▸ **WHAT IS REQUIRED**
If a line in the entries below holds the string "this", copy it.

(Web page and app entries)

□ □ □ □ □

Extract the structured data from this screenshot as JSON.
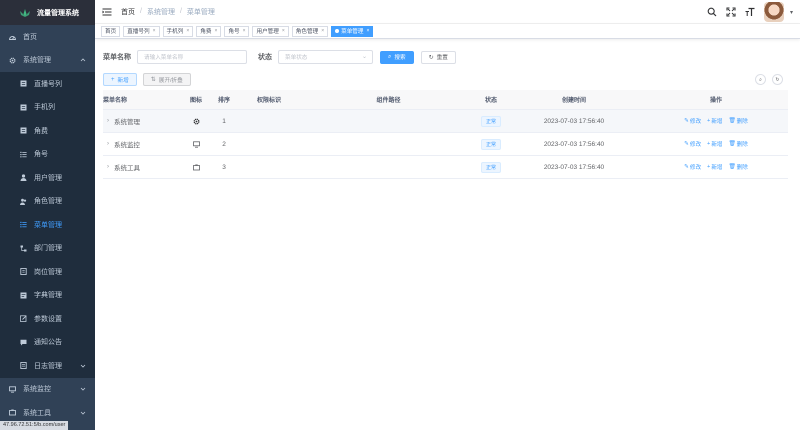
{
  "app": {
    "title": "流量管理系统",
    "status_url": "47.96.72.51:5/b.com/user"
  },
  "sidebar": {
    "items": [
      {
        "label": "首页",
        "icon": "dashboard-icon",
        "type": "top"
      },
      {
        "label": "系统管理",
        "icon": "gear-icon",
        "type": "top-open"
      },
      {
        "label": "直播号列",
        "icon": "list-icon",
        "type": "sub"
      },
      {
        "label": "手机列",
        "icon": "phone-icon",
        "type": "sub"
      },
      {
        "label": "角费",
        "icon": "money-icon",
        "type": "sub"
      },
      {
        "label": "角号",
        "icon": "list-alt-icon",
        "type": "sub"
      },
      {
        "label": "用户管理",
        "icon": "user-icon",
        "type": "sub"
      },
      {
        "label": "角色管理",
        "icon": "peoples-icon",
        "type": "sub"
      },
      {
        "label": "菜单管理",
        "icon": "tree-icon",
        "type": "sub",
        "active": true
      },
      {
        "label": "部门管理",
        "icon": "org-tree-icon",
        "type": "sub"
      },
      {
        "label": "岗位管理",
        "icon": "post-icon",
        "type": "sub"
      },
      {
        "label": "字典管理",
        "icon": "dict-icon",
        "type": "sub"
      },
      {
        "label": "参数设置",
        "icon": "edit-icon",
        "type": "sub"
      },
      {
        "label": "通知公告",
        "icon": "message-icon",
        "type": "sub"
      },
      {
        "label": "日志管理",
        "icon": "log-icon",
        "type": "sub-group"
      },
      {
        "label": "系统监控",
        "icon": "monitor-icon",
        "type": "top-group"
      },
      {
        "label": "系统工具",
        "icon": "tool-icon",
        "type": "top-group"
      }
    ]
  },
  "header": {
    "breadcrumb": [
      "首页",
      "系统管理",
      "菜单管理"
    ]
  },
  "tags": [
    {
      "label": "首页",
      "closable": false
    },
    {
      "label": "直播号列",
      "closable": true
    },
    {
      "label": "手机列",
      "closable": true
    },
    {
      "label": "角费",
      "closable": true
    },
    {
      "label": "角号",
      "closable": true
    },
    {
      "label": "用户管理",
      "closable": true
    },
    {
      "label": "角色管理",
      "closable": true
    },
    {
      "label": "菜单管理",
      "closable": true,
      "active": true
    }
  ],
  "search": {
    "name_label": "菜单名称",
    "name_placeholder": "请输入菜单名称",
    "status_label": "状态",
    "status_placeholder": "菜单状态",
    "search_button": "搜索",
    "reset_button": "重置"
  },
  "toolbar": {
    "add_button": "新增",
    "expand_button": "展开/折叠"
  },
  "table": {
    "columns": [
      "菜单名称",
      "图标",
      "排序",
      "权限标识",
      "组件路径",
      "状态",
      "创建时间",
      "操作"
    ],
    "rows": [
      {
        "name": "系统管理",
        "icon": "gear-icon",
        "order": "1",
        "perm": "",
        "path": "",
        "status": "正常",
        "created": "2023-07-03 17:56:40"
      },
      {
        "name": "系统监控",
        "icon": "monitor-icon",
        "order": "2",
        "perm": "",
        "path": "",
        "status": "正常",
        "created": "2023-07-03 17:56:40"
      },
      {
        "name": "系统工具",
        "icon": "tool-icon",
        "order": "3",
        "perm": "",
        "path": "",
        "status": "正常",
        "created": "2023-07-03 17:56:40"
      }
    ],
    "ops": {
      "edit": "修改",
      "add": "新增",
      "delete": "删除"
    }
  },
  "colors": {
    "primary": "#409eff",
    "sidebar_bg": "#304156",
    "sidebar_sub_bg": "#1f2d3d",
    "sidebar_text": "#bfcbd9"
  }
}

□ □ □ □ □

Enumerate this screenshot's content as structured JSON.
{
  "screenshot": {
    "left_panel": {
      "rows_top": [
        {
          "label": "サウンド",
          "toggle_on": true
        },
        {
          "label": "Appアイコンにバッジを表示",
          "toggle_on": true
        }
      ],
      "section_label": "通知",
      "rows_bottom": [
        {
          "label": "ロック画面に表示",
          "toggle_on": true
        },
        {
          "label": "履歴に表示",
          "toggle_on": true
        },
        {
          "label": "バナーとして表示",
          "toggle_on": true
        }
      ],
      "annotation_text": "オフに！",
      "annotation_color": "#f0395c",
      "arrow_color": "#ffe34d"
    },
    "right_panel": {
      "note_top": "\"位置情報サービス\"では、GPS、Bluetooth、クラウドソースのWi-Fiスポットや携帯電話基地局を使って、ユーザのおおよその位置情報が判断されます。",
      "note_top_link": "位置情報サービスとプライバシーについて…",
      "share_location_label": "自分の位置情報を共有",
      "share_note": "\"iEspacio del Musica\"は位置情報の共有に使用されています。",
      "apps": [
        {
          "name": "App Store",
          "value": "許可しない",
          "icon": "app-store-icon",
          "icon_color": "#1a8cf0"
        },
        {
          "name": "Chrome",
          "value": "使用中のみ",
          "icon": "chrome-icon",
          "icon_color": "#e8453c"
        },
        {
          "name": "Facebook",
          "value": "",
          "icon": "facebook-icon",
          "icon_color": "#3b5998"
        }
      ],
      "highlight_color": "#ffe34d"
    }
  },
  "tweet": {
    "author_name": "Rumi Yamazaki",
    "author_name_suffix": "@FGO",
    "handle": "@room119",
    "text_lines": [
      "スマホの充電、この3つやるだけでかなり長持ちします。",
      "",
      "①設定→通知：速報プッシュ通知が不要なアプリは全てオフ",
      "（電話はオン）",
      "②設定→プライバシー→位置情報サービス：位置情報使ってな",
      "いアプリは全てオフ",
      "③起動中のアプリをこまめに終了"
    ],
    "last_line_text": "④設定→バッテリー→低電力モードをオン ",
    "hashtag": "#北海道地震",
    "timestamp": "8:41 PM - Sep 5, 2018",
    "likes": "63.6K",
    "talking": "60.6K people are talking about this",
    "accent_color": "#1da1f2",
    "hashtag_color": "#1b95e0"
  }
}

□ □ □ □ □

▸ **RESULT OF THE EXERCISE**
Extract the structured data from this screenshot as JSON.
Enumerate this screenshot's content as structured JSON.
    "talking": "60.6K people are talking about this",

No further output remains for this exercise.